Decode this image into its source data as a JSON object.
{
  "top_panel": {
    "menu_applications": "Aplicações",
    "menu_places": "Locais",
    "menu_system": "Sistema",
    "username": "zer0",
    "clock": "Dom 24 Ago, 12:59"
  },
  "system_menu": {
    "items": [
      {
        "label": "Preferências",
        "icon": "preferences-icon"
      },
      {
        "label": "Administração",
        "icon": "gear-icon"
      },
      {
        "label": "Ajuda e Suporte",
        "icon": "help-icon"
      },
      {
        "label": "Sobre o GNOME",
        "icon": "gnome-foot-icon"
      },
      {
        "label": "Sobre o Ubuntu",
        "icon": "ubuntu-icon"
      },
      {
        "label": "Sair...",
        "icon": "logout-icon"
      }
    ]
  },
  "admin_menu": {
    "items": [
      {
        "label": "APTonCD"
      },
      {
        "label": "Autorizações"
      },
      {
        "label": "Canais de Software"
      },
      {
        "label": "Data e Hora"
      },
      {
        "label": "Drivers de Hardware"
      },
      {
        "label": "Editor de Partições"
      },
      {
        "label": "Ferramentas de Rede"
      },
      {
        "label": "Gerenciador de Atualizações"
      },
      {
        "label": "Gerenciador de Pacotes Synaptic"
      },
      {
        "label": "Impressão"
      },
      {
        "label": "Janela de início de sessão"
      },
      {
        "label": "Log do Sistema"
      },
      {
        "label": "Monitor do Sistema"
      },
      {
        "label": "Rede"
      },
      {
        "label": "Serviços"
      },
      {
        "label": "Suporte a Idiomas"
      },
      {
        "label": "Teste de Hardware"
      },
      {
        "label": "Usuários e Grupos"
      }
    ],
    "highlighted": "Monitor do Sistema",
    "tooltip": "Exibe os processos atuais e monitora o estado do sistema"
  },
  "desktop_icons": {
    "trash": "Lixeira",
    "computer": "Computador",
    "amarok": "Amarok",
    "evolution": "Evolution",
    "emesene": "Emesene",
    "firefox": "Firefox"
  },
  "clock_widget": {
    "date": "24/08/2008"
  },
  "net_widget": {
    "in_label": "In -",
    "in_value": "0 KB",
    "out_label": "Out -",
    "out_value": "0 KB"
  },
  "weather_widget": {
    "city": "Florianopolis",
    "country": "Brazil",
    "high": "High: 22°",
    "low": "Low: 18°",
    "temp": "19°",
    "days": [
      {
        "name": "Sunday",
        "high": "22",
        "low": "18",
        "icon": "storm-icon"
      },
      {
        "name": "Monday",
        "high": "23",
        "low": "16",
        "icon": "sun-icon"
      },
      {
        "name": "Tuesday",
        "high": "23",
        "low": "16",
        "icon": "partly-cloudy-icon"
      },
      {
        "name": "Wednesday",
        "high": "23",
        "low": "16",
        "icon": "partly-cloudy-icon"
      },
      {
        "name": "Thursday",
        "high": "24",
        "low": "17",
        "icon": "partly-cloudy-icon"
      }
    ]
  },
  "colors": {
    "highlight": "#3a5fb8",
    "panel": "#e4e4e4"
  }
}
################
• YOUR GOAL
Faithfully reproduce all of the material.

• EXERCISE RESPONSE
Decode this image into its source data as a JSON object.
{
  "top_panel": {
    "menu_applications": "Aplicações",
    "menu_places": "Locais",
    "menu_system": "Sistema",
    "username": "zer0",
    "clock": "Dom 24 Ago, 12:59"
  },
  "system_menu": {
    "items": [
      {
        "label": "Preferências",
        "icon": "preferences-icon"
      },
      {
        "label": "Administração",
        "icon": "gear-icon"
      },
      {
        "label": "Ajuda e Suporte",
        "icon": "help-icon"
      },
      {
        "label": "Sobre o GNOME",
        "icon": "gnome-foot-icon"
      },
      {
        "label": "Sobre o Ubuntu",
        "icon": "ubuntu-icon"
      },
      {
        "label": "Sair...",
        "icon": "logout-icon"
      }
    ]
  },
  "admin_menu": {
    "items": [
      {
        "label": "APTonCD"
      },
      {
        "label": "Autorizações"
      },
      {
        "label": "Canais de Software"
      },
      {
        "label": "Data e Hora"
      },
      {
        "label": "Drivers de Hardware"
      },
      {
        "label": "Editor de Partições"
      },
      {
        "label": "Ferramentas de Rede"
      },
      {
        "label": "Gerenciador de Atualizações"
      },
      {
        "label": "Gerenciador de Pacotes Synaptic"
      },
      {
        "label": "Impressão"
      },
      {
        "label": "Janela de início de sessão"
      },
      {
        "label": "Log do Sistema"
      },
      {
        "label": "Monitor do Sistema"
      },
      {
        "label": "Rede"
      },
      {
        "label": "Serviços"
      },
      {
        "label": "Suporte a Idiomas"
      },
      {
        "label": "Teste de Hardware"
      },
      {
        "label": "Usuários e Grupos"
      }
    ],
    "highlighted": "Monitor do Sistema",
    "tooltip": "Exibe os processos atuais e monitora o estado do sistema"
  },
  "desktop_icons": {
    "trash": "Lixeira",
    "computer": "Computador",
    "amarok": "Amarok",
    "evolution": "Evolution",
    "emesene": "Emesene",
    "firefox": "Firefox"
  },
  "clock_widget": {
    "date": "24/08/2008"
  },
  "net_widget": {
    "in_label": "In -",
    "in_value": "0 KB",
    "out_label": "Out -",
    "out_value": "0 KB"
  },
  "weather_widget": {
    "city": "Florianopolis",
    "country": "Brazil",
    "high": "High: 22°",
    "low": "Low: 18°",
    "temp": "19°",
    "days": [
      {
        "name": "Sunday",
        "high": "22",
        "low": "18",
        "icon": "storm-icon"
      },
      {
        "name": "Monday",
        "high": "23",
        "low": "16",
        "icon": "sun-icon"
      },
      {
        "name": "Tuesday",
        "high": "23",
        "low": "16",
        "icon": "partly-cloudy-icon"
      },
      {
        "name": "Wednesday",
        "high": "23",
        "low": "16",
        "icon": "partly-cloudy-icon"
      },
      {
        "name": "Thursday",
        "high": "24",
        "low": "17",
        "icon": "partly-cloudy-icon"
      }
    ]
  },
  "colors": {
    "highlight": "#3a5fb8",
    "panel": "#e4e4e4"
  }
}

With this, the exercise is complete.